- "Historical Timeline of Provincetown, Massachusetts" (PDF). Town of Provincetown. Retrieved 1 May 2012.
- "Long Point, MA". lighthousefriends.com. Retrieved 25 August 2012.
- "Long Point Light". Maritime History of Massachusetts, a National Register of Historic Places Travel Itinerary. National Park Service. Retrieved 4 March 2012.
- Jennings, Herman A. (1890). Provincetown or Odds and Ends From the Tip End. Peaked Hill Press. p. 78.
- Gehrman, Elizabeth (5 August 2007). "Solitude, sunscreen, and a long stretch of sand (almost) all to yourself". The Boston Globe. Retrieved 12 February 2012.
- "Conclusions and Recommendations for the former Long Point Battery, Provincetown, MA; Project Number D01MA054901" (PDF). Defense Environmental Restoration Program for Formerly Used Defense Sites Ordnance and Explosive Waste. US Army Corps of Engineers. January 1997. Retrieved 25 May 2012.
- Cunningham, Michael (2002). Land's end: a walk through Provincetown (1st ed. ed.). New York: Crown journeys. p. 37. ISBN 9780609609071. Retrieved 15 May 2012. "... as volunteers stood guard day after day and night after night over an uncontested stretch of salt water, the fortresses came to be known as Fort Useless and Fort Ridiculous."
- "Inventory of Historic Lighthouses-- Massachusetts-- Long Point Light". National Park Service. Retrieved 2012-03-07.
- Sowers, Pru (28 December 2009). "Provincetown lighthouse restoration project moves ahead". The Provincetown Banner. Retrieved 12 February 2012.
Attribution This article incorporates public domain material from the National Park Service document "Maritime History of Massachusetts, a National Register of Historic Places Travel Itinerary -- Long Point Light" (retrieved on 2012-03-03).

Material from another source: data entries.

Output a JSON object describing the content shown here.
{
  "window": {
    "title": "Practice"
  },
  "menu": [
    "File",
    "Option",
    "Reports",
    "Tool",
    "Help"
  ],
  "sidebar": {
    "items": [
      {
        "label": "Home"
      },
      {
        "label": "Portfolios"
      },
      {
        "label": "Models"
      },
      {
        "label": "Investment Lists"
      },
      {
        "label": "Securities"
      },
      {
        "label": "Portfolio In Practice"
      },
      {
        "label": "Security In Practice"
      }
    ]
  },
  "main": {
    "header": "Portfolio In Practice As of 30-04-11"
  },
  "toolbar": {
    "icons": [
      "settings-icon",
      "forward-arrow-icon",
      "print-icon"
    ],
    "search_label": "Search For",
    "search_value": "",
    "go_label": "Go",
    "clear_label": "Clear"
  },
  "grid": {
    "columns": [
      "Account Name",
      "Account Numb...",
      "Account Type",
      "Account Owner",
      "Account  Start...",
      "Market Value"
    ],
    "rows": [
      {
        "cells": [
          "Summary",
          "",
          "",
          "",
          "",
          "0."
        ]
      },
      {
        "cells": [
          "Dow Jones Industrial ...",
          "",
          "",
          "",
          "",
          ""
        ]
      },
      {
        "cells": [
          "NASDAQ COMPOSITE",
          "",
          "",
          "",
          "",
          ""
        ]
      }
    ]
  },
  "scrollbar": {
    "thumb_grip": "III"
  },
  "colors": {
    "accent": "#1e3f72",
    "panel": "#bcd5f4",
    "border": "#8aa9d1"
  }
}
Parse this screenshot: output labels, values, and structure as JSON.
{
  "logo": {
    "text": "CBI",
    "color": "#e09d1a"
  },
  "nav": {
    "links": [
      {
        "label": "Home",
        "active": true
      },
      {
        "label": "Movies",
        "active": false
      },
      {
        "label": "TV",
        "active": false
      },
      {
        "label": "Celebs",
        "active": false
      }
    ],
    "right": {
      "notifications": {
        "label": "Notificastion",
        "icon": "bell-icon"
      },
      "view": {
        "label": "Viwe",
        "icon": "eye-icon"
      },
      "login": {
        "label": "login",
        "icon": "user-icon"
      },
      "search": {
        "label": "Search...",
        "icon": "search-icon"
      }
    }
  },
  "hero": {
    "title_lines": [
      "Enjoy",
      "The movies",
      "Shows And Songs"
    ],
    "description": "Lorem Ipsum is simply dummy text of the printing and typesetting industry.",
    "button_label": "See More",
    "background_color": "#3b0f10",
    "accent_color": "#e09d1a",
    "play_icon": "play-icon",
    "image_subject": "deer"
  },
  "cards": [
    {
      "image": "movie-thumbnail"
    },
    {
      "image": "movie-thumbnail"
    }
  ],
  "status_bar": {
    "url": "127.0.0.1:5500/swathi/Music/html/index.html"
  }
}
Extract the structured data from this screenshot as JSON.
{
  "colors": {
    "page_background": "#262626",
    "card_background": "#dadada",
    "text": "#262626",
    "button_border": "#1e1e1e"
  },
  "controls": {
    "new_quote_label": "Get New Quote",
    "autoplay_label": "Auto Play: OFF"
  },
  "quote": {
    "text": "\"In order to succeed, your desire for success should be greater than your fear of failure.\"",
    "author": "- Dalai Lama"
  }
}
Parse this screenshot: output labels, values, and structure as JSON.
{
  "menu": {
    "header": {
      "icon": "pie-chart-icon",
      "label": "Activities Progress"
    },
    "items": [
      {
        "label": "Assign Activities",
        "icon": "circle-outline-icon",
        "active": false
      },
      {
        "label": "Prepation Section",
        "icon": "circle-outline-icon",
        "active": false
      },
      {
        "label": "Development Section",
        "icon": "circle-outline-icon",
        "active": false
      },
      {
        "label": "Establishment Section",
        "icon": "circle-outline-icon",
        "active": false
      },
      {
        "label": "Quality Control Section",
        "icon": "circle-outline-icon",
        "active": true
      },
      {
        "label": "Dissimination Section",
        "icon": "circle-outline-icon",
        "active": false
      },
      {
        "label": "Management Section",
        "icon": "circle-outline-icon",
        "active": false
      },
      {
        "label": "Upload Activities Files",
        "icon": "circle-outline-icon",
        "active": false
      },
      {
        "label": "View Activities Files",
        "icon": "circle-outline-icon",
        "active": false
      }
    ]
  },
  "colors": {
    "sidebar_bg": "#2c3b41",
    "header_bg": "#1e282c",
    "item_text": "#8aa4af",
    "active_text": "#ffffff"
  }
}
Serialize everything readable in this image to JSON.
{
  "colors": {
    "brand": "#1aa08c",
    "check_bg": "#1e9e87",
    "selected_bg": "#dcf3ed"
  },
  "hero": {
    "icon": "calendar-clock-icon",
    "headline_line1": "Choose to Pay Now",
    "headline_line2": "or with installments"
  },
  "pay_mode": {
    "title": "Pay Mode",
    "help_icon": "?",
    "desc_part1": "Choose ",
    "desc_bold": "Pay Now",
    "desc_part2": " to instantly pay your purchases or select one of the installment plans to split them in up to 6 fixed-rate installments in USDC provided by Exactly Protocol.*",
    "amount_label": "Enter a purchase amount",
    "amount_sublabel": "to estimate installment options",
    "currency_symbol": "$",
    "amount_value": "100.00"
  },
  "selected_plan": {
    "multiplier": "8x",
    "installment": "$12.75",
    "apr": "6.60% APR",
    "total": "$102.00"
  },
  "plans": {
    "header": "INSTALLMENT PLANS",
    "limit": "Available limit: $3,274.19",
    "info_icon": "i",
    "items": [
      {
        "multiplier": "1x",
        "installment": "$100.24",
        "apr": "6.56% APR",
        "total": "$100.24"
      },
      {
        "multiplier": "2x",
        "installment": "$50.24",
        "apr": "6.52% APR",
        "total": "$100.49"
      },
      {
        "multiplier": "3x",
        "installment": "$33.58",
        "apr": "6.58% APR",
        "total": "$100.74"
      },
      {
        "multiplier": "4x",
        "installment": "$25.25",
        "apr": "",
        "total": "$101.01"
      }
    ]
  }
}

- Maritime History of Massachusetts, a National Register of Historic Places Travel Itinerary, National Park Service